Tuesday, November 24, 2009

Sunday, November 22, 2009

Afternoon at the Museum

Aaron is a pretty big science geek, so we spent the afternoon of his 28th birthday at the American Museum of Natural History.

After a wicked cool show in the planetarium called Journey to the Stars (narrated by Whoopi Goldberg heehee) we meandered through the rest of the museum to see as much as possible before closing time. I loved the Margaret Mead Hall of Pacific Peoples and the Hall of Ocean Life, while Aaron nerded out over the Hall of Biodiversity and the gem and mineral exhibits.

Master of Mélodie

Soprano Susanna Phillips' beautiful voice was showcased vibrantly in her debut recital at Alice Tully Hall this past week. The recital's program included several selections by french composer Gabriel Faurè, known for his ingenuity with the art song, or mélodie.

Particularly lovely was his song Nell, Op. 18, No. 1, which I think my friend Nell B. should adopt as her new theme song. The song's text was an interpretation of Robert Burn's A Red Red Rose and had the swoony romantic schmaltz that gets me every time. My favorite stanza:

The singing sea all along its shores
will end its eternal murmuring
before your image, oh Nell my love,
ceases to bloom in my heart.

image via www.vivaart.co.uk

Sunday, November 15, 2009

There is history in this room.

In The Kirby Theater Company's production of Five Women Wearing the Same Dress, five bridesmaid huddle together in the bride's childhood bedroom to escape a Southern circus wedding. They commiserate about the bitchy bride and their hideous bridesmaids dresses while sharing stories from their hapless romantic histories.

The play was written by Alan Ball of True Blood fame. His feisty bad girl Southern belle characters are familiar and their snappy dialogue is as hilarious as Sookie and Tera's repartee on True Blood. Minus the blood sucking vampire stuff.

German Expressionism at Ikea

Aaron and I took one of those "we just need one thing but will end up spending a fortune" trips to Ikea in Red Hook on Saturday. We are still searching for something to hang in our tv nook and the above image is a contender. What do you think?

As I'm sure you can tell, the picture is Klimt-inspired, which reminds me that I still want to go see From Klimt to Klee at the Neue Gallery as soon as possible.

Friday, November 13, 2009


Handel's opera seria Ariodante is set in Scotland, where a scheming jerk named Polinesso attempts to break up an engagement, slander a princess and ruin the opera's namesake's reputation all because the princess has refused his romantic advances, thus blocking his accession to the throne.

Polinesso's evil plot is evenutally found out, but not before he has implicated Dalinda, the princess's lady in waiting.
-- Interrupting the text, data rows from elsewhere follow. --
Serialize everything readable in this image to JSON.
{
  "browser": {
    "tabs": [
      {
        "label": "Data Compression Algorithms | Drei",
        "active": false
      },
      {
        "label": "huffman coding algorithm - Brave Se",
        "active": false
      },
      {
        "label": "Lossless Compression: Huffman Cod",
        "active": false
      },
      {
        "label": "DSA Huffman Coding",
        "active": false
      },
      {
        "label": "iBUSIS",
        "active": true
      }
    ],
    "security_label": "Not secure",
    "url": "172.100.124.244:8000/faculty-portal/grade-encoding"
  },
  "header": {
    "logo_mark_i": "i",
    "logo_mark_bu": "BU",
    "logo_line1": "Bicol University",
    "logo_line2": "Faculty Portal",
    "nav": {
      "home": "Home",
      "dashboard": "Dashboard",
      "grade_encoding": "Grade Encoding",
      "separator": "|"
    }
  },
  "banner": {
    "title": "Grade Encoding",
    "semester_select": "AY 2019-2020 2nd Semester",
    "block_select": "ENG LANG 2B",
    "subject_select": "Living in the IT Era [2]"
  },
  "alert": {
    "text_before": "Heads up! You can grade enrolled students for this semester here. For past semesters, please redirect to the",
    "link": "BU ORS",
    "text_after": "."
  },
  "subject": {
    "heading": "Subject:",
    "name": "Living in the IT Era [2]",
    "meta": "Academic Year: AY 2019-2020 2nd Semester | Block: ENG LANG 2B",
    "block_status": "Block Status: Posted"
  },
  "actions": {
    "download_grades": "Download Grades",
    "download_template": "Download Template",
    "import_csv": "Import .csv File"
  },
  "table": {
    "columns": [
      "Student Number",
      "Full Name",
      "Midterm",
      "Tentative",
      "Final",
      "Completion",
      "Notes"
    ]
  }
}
Poor Dalinda is so smitten with Polinesso that she will do anything he says, even impersonate the princess to mislead her noble fiancee. The things we do for love!

Here is Dalina expressing her unrequited love for the dirtbag Polinesso.

image via www.bbc.co.uk

Wednesday, November 11, 2009

Follow the Heron!

Is there anyone more adorable than Maeve Gilchrist? I think not!

The Scottish cutie pie played her harp and sang at Caffe Vivaldi the other night and transfixed her audience with gorgeous songs talking of love, life, and Scotland, of course.

Saturday, November 7, 2009

Your Secret Reading Self

A.S. Byatt visited the 92nd Street Y last week to talk about her newest project, The Children's Book. Byatt read two selections from the book and then engaged in a Questions and Answers sessions with a former colleague, David Ebershoff. In his introduction, Ebershoff recalled another such session with Byatt when she was asked by a fan, " How do you know so much about so many things?"

"I read," she replied.

Byatt and Ebershoff talked at length about the complex characters alive in The Children's Book, including Olive, a wife, mother and writer who pens special stories for each of her children. Byatt talked about how brazen this was for a mother to do; forge a familiarity with her children's "secret reading self." I love this acknowledgment of the clandestine part of reader's identity that is allowed to pursue intellectual and personal curiosities without fear of consequences.

Byatt admitted that as a girl she didn't "like stories about other little girls." Instead of reading what was considered appropriate materials for young girls, her secret reading self was drawn to the dark fairytales and nordic mythology that has influenced her life as a writer and a reader.

Friday, November 6, 2009

Tuesday, November 3, 2009

Monday, November 2, 2009

Happy Halloween!


final product

image via www.mymilktoof.blogspot.com